Actual, real (not made up) conversation:
Mom: I’m going to Target tomorrow. Let me know if you need anything.
Ten hours later…
Mom: I’m going to Target in a little while. Do you need anything?
Four hours later…
Mom: I’m leaving for Target. Can you think of anything you need?
Teenager: I’m okay.
Mom: All right, if you think of anything, text me.
Two hours later…
Mom: Wow, I’m exhausted. It was a madhouse at Target today.
Teenager: Have you left for Target yet? I really need lip balm…
Actual, real (possibly made up) thoughts about it:
Note: On the ball Catholics will find a glaring error in the post below: See if you can find it!
In my Advent booklet, Gathering in the Light, I reflect a lot on conversations I have with my teenage son, a young man who has spent the last several years of his life not caring a thing about the next several years of his life.
Of course, this is a teenager’s vocation.

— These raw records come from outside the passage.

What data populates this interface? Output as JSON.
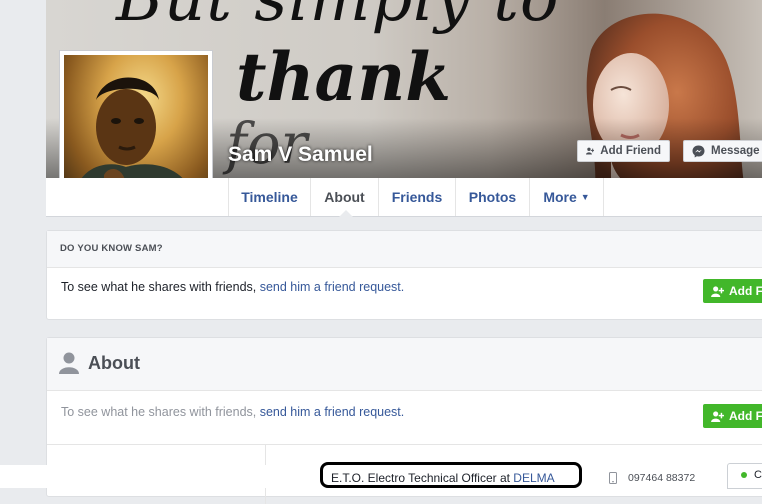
{
  "profile": {
    "name": "Sam V Samuel",
    "cover_text": [
      "But simply to",
      "thank",
      "for"
    ]
  },
  "cover_actions": {
    "add_friend": "Add Friend",
    "message": "Message"
  },
  "nav": {
    "tabs": [
      {
        "label": "Timeline"
      },
      {
        "label": "About"
      },
      {
        "label": "Friends"
      },
      {
        "label": "Photos"
      },
      {
        "label": "More"
      }
    ],
    "active_tab": "About"
  },
  "know_card": {
    "title": "DO YOU KNOW SAM?",
    "prefix": "To see what he shares with friends, ",
    "link": "send him a friend request.",
    "button": "Add F"
  },
  "about_card": {
    "title": "About",
    "prefix": "To see what he shares with friends, ",
    "link": "send him a friend request.",
    "button": "Add F"
  },
  "details": {
    "job_prefix": "E.T.O. Electro Technical Officer at ",
    "job_company": "DELMA",
    "phone": "097464 88372",
    "chat_label": "C"
  },
  "colors": {
    "link": "#365899",
    "green": "#42b72a",
    "background": "#e9ebee"
  }
}
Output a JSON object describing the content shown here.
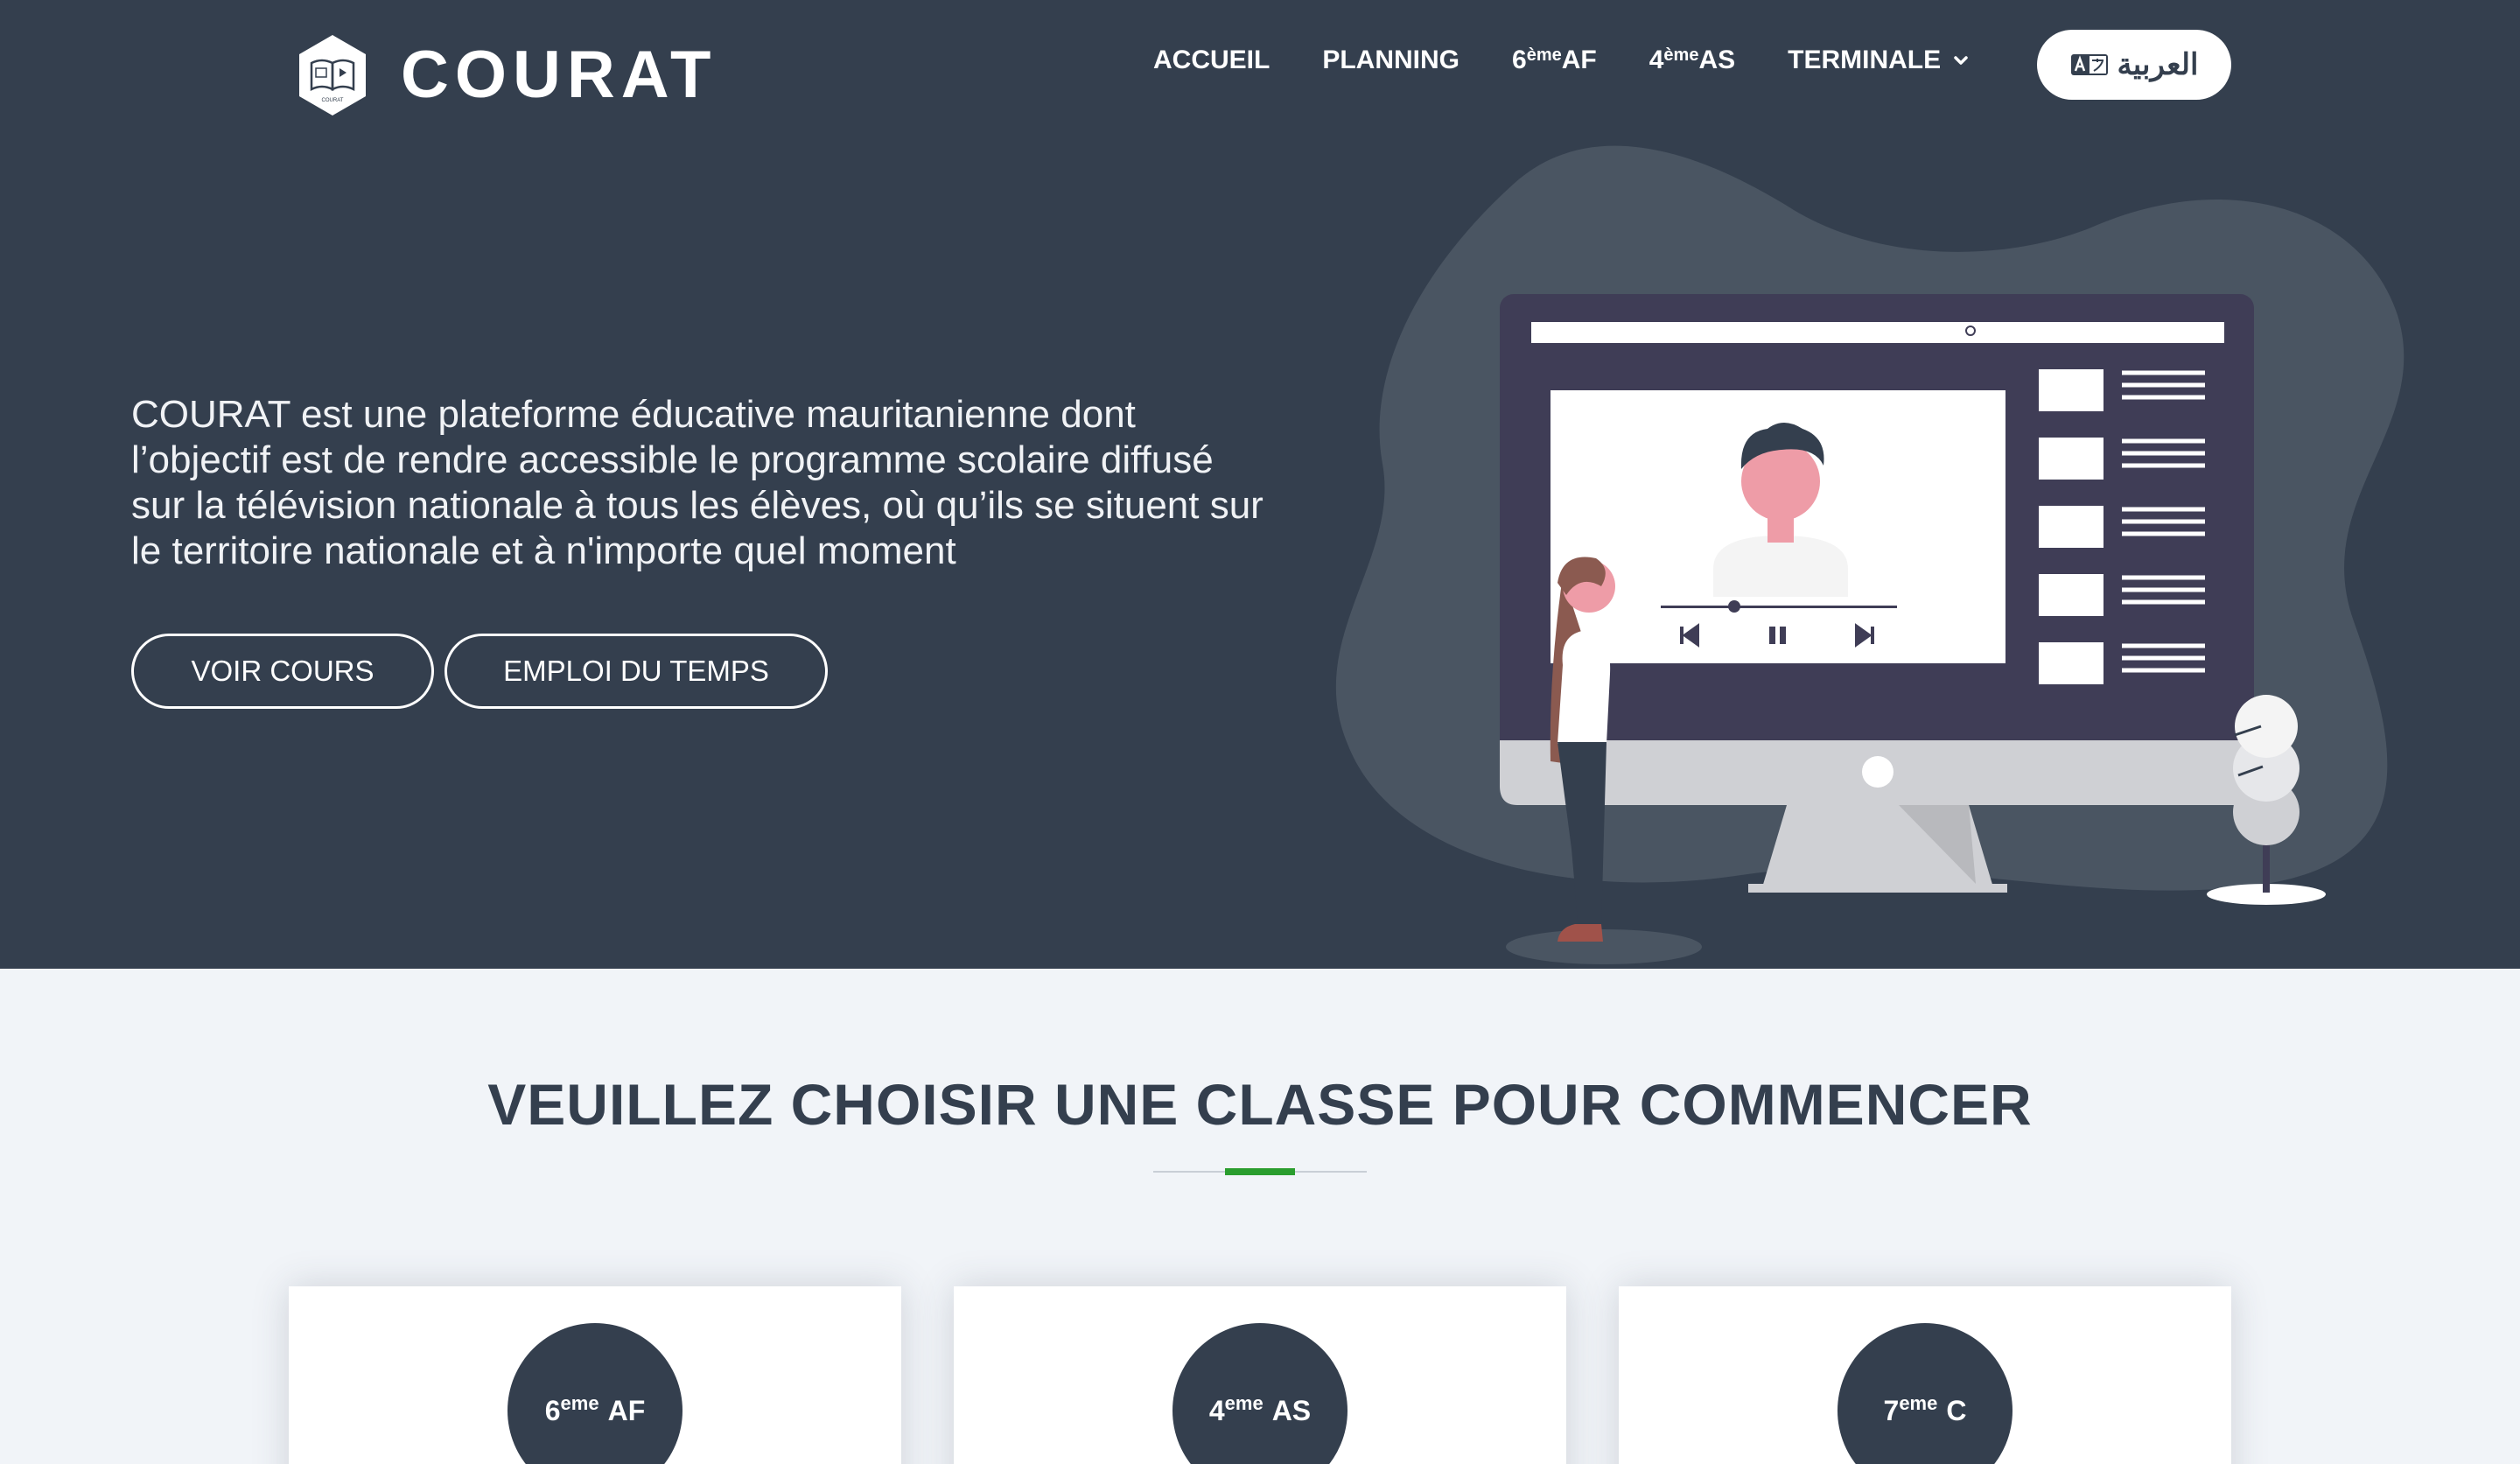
{
  "brand": {
    "name": "COURAT",
    "badge_text": "COURAT"
  },
  "nav": {
    "items": [
      {
        "label": "ACCUEIL"
      },
      {
        "label": "PLANNING"
      },
      {
        "num": "6",
        "sup": "ème",
        "suffix": "AF"
      },
      {
        "num": "4",
        "sup": "ème",
        "suffix": "AS"
      },
      {
        "label": "TERMINALE"
      }
    ],
    "language_label": "العربية"
  },
  "hero": {
    "description": "COURAT est une plateforme éducative mauritanienne dont l’objectif est de rendre accessible le programme scolaire diffusé sur la télévision nationale à tous les élèves, où qu’ils se situent sur le territoire nationale et à n'importe quel moment",
    "buttons": {
      "cours": "VOIR COURS",
      "emploi": "EMPLOI DU TEMPS"
    }
  },
  "section": {
    "title": "VEUILLEZ CHOISIR UNE CLASSE POUR COMMENCER"
  },
  "classes": [
    {
      "num": "6",
      "sup": "eme",
      "suffix": "AF"
    },
    {
      "num": "4",
      "sup": "eme",
      "suffix": "AS"
    },
    {
      "num": "7",
      "sup": "eme",
      "suffix": "C"
    }
  ],
  "colors": {
    "primary": "#343f4e",
    "accent": "#2a9d2e",
    "background": "#f1f4f8"
  },
  "icons": [
    "book-logo-icon",
    "chevron-down-icon",
    "translate-icon",
    "search-icon",
    "previous-icon",
    "pause-icon",
    "next-icon"
  ]
}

And it’s a parent’s vocation to deal with it, in whatever way works for our personal sanity. It hit home yesterday as I was editing our family’s Christmas card picture and I cut off my son’s left ear. Not literally of course, but his ear is definitely absent from the photo, something I didn’t work really hard to do, but something I didn’t work very hard to fix, either. That ear, and its accompanying earring, are not one of my son’s proudest features as far as I’m concerned. But they are part of a hard-fought battle I chose to let him win.
Some days it feels he’s winning both the battles and the war, but like most parents of teens, I’m trying to keep things in perspective. To be honest, when I look at my son, I don’t see the earring (and I hope you don’t, either). I hope you can see the young man who held the door open at Mass for an elderly woman after four people walked past her. I hope you see a guy who took time to patiently explain altar serving rules to a group of unruly kids a few evenings ago. I hope you see my son, who still needs to be reminded to turn in his homework, but who will unload the dishwasher without being asked.
Still, though, we have our days when I see him and his brother as those guys on Youtube who are forever putting things like cans of Axe deodorant in a microwave, just to see what will happen. And I see me as the can of Axe.
So today, on the feast of the Annunciation, I think of Mary’s parents. I think about the conversation they had with their teenage daughter who shared the news from the angel about the baby she was going to have. Did Joachim and Anne see a young girl who was pregnant outside of marriage? Or did they see Mary, full of grace, who readily and without hesitation was answering God’s call? Fiat. “May it be done unto me according to your word.” Today I pray for the vision to see my sons the way God sees them, and not just on the good days. I pray for patience, too. Lots and lots of patience.
(And maybe a can of Axe, too, because parenting teens is sweaty work.)